satisfies(lt(L,R),Ex) :- getval(L,Ex,cts(Lv)), getval(R,Ex,cts(Rv)), Lv < Rv.

getval(attr(A),Ex,V) :- !, getattr(A,Ex,V).

getattr(A,Ex,error) :- A < 0.
getattr(A,[V|Rest],V) :- A1 is A - 1, getattr(A1,Rest,V).

This is of course the easy bit: deciding from a given tree. However, the tree building should not be too bad, the worst bit being finding the best out of a set of possibilities. Prolog is good at finding one successful thing out of a set, but not the best. Below are two ways of doing it.

Finding 'optimal' solutions in Prolog

In each of the following, 'findbest' takes five arguments:


It repeatedly tries to satisfy 'Clause', and looks for the solution which maximises 'Val'. The best value of 'Val' is returned in 'BestVal' and 'BestRet' is the value of 'Ret' with the same bindings in place as when the optimal 'Clause' was found. For example, the following finds the pair of numbers adding up to ten with the biggest product:

smallnumber(0). smallnumber(1). smallnumber(2). smallnumber(3).
smallnumber(4). smallnumber(5). smallnumber(6). smallnumber(7).
smallnumber(8). smallnumber(9). smallnumber(10).

sum10(X,Y) :- smallnumber(X), smallnumber(Y), X+Y =:= 10.

?- findbest(sum10(A,B),(A,B),A*B,R,V).

returns - findbest(sum10(_1,_2),(_1,_2),_1*_2,(5,5),25).

The first bit of code uses cuts, assert and retract liberally.

retract1(C) :- retract(C),!.
best1(R,V) :- bestsofaris(R,V),!.

         :- asserta(bestsofaris(badvalue,-10000)), fail.
         :- call(C), best1(CR,CV), CV < V,
            asserta(bestsofaris(R,V)), fail.
         :- best1(badvalue,-10000), !,
            retract1(bestsofaris(badvalue,-10000)), fail.
         :- best1(BR,BV), !, retract1(bestsofaris(BR,BV)).

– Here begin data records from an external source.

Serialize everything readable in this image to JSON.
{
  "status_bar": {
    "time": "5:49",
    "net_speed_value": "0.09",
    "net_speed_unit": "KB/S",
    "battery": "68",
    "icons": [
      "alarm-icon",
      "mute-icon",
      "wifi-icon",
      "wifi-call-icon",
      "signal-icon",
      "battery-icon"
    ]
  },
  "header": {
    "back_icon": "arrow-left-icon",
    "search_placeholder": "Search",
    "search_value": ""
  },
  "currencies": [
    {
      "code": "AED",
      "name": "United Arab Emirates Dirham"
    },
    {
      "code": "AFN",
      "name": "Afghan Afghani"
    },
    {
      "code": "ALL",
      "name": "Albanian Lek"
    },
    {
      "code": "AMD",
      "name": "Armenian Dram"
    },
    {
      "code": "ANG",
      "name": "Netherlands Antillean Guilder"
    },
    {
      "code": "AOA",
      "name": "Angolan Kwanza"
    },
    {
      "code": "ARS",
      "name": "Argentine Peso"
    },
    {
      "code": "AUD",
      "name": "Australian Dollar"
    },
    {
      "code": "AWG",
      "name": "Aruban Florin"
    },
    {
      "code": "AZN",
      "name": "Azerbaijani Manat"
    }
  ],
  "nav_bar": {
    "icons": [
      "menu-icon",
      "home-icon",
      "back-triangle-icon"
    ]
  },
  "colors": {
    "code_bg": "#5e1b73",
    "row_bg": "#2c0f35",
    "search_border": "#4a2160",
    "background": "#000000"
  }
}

The second version uses the meta-logical predicate 'setof'. This is not available on all Prologs. Also if the search space is very large setof may run out of memory.

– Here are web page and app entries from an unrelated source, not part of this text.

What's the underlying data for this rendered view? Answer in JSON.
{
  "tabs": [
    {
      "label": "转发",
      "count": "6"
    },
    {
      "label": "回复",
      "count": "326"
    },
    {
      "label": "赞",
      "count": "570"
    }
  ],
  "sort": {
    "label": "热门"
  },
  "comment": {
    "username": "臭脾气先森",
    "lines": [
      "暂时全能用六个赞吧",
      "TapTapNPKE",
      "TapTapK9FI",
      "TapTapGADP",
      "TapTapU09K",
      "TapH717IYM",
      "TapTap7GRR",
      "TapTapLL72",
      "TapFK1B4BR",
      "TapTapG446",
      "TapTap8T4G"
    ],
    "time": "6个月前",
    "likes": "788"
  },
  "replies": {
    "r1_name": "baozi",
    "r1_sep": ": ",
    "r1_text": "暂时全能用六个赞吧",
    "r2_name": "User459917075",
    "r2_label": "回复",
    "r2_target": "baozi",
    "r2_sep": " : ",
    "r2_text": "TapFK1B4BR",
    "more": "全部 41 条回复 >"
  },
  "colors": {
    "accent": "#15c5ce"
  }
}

         :- setof(Clause,(Ret,Val),Set),
            BestVal =\\= -10000.

bestofset([(CR,CV)|RestOfSet],Ret,Val,Ret,Val) :- CV <= Val.
bestofset([(CR,CV)|RestOfSet],Ret,Val,CR,CV) :- CV > Val.

N.B. none of the above prolog is tested!!!

Alan Dix